• _PROMPT_: Restate the entries word for word, omitting nothing.

• _SOURCE DATA_:
☆ ☆ ☆

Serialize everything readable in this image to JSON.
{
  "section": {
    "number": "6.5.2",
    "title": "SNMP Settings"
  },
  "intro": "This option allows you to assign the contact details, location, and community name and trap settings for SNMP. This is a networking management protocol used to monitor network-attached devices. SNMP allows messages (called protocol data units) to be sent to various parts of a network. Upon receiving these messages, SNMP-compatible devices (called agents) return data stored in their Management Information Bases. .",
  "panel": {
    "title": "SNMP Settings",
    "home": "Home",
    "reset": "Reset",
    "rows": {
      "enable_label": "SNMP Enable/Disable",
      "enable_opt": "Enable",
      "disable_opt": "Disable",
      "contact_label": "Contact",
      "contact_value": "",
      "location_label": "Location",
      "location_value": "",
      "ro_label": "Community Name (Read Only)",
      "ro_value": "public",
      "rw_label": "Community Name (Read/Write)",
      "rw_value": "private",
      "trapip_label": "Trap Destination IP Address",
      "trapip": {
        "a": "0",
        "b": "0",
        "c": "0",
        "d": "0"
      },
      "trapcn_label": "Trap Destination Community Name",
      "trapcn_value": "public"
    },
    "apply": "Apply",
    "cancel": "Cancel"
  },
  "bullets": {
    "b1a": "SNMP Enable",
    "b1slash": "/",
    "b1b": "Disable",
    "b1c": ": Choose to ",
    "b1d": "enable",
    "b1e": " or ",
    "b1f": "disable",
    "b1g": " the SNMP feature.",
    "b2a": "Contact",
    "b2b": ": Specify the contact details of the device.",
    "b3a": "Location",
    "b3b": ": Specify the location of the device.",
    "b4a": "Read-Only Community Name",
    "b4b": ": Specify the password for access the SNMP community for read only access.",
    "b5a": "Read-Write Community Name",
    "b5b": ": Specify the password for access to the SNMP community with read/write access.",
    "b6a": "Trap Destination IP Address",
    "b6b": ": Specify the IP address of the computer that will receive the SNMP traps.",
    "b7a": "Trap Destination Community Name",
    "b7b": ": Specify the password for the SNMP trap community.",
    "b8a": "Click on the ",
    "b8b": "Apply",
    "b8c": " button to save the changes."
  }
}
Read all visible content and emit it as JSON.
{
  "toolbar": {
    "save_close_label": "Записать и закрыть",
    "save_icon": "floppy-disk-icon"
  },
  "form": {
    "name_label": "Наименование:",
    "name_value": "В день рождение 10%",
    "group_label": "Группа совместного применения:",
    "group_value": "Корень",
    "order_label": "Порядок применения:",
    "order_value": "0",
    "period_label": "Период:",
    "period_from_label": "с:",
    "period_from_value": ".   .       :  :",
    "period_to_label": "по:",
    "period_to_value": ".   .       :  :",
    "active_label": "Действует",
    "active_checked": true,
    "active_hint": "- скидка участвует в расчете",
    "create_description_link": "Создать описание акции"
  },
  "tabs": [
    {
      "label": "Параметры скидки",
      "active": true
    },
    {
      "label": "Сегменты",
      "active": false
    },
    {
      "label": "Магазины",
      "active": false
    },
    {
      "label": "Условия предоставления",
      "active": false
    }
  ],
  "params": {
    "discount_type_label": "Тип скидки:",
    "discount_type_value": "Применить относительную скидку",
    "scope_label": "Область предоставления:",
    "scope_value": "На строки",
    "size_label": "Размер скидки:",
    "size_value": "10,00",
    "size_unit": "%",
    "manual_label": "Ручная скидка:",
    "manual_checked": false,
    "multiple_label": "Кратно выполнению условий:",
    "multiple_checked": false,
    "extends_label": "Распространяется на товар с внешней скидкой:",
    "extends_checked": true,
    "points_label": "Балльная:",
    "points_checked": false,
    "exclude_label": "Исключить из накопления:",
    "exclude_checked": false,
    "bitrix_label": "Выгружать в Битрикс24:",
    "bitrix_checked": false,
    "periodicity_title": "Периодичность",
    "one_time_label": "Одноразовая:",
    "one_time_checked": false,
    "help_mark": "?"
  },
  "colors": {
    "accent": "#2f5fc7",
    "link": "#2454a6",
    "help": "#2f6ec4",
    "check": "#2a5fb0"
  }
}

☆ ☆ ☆

• _WRITTEN RESPONSE_:
Serialize everything readable in this image to JSON.
{
  "section": {
    "number": "6.5.2",
    "title": "SNMP Settings"
  },
  "intro": "This option allows you to assign the contact details, location, and community name and trap settings for SNMP. This is a networking management protocol used to monitor network-attached devices. SNMP allows messages (called protocol data units) to be sent to various parts of a network. Upon receiving these messages, SNMP-compatible devices (called agents) return data stored in their Management Information Bases. .",
  "panel": {
    "title": "SNMP Settings",
    "home": "Home",
    "reset": "Reset",
    "rows": {
      "enable_label": "SNMP Enable/Disable",
      "enable_opt": "Enable",
      "disable_opt": "Disable",
      "contact_label": "Contact",
      "contact_value": "",
      "location_label": "Location",
      "location_value": "",
      "ro_label": "Community Name (Read Only)",
      "ro_value": "public",
      "rw_label": "Community Name (Read/Write)",
      "rw_value": "private",
      "trapip_label": "Trap Destination IP Address",
      "trapip": {
        "a": "0",
        "b": "0",
        "c": "0",
        "d": "0"
      },
      "trapcn_label": "Trap Destination Community Name",
      "trapcn_value": "public"
    },
    "apply": "Apply",
    "cancel": "Cancel"
  },
  "bullets": {
    "b1a": "SNMP Enable",
    "b1slash": "/",
    "b1b": "Disable",
    "b1c": ": Choose to ",
    "b1d": "enable",
    "b1e": " or ",
    "b1f": "disable",
    "b1g": " the SNMP feature.",
    "b2a": "Contact",
    "b2b": ": Specify the contact details of the device.",
    "b3a": "Location",
    "b3b": ": Specify the location of the device.",
    "b4a": "Read-Only Community Name",
    "b4b": ": Specify the password for access the SNMP community for read only access.",
    "b5a": "Read-Write Community Name",
    "b5b": ": Specify the password for access to the SNMP community with read/write access.",
    "b6a": "Trap Destination IP Address",
    "b6b": ": Specify the IP address of the computer that will receive the SNMP traps.",
    "b7a": "Trap Destination Community Name",
    "b7b": ": Specify the password for the SNMP trap community.",
    "b8a": "Click on the ",
    "b8b": "Apply",
    "b8c": " button to save the changes."
  }
}
Read all visible content and emit it as JSON.
{
  "toolbar": {
    "save_close_label": "Записать и закрыть",
    "save_icon": "floppy-disk-icon"
  },
  "form": {
    "name_label": "Наименование:",
    "name_value": "В день рождение 10%",
    "group_label": "Группа совместного применения:",
    "group_value": "Корень",
    "order_label": "Порядок применения:",
    "order_value": "0",
    "period_label": "Период:",
    "period_from_label": "с:",
    "period_from_value": ".   .       :  :",
    "period_to_label": "по:",
    "period_to_value": ".   .       :  :",
    "active_label": "Действует",
    "active_checked": true,
    "active_hint": "- скидка участвует в расчете",
    "create_description_link": "Создать описание акции"
  },
  "tabs": [
    {
      "label": "Параметры скидки",
      "active": true
    },
    {
      "label": "Сегменты",
      "active": false
    },
    {
      "label": "Магазины",
      "active": false
    },
    {
      "label": "Условия предоставления",
      "active": false
    }
  ],
  "params": {
    "discount_type_label": "Тип скидки:",
    "discount_type_value": "Применить относительную скидку",
    "scope_label": "Область предоставления:",
    "scope_value": "На строки",
    "size_label": "Размер скидки:",
    "size_value": "10,00",
    "size_unit": "%",
    "manual_label": "Ручная скидка:",
    "manual_checked": false,
    "multiple_label": "Кратно выполнению условий:",
    "multiple_checked": false,
    "extends_label": "Распространяется на товар с внешней скидкой:",
    "extends_checked": true,
    "points_label": "Балльная:",
    "points_checked": false,
    "exclude_label": "Исключить из накопления:",
    "exclude_checked": false,
    "bitrix_label": "Выгружать в Битрикс24:",
    "bitrix_checked": false,
    "periodicity_title": "Периодичность",
    "one_time_label": "Одноразовая:",
    "one_time_checked": false,
    "help_mark": "?"
  },
  "colors": {
    "accent": "#2f5fc7",
    "link": "#2454a6",
    "help": "#2f6ec4",
    "check": "#2a5fb0"
  }
}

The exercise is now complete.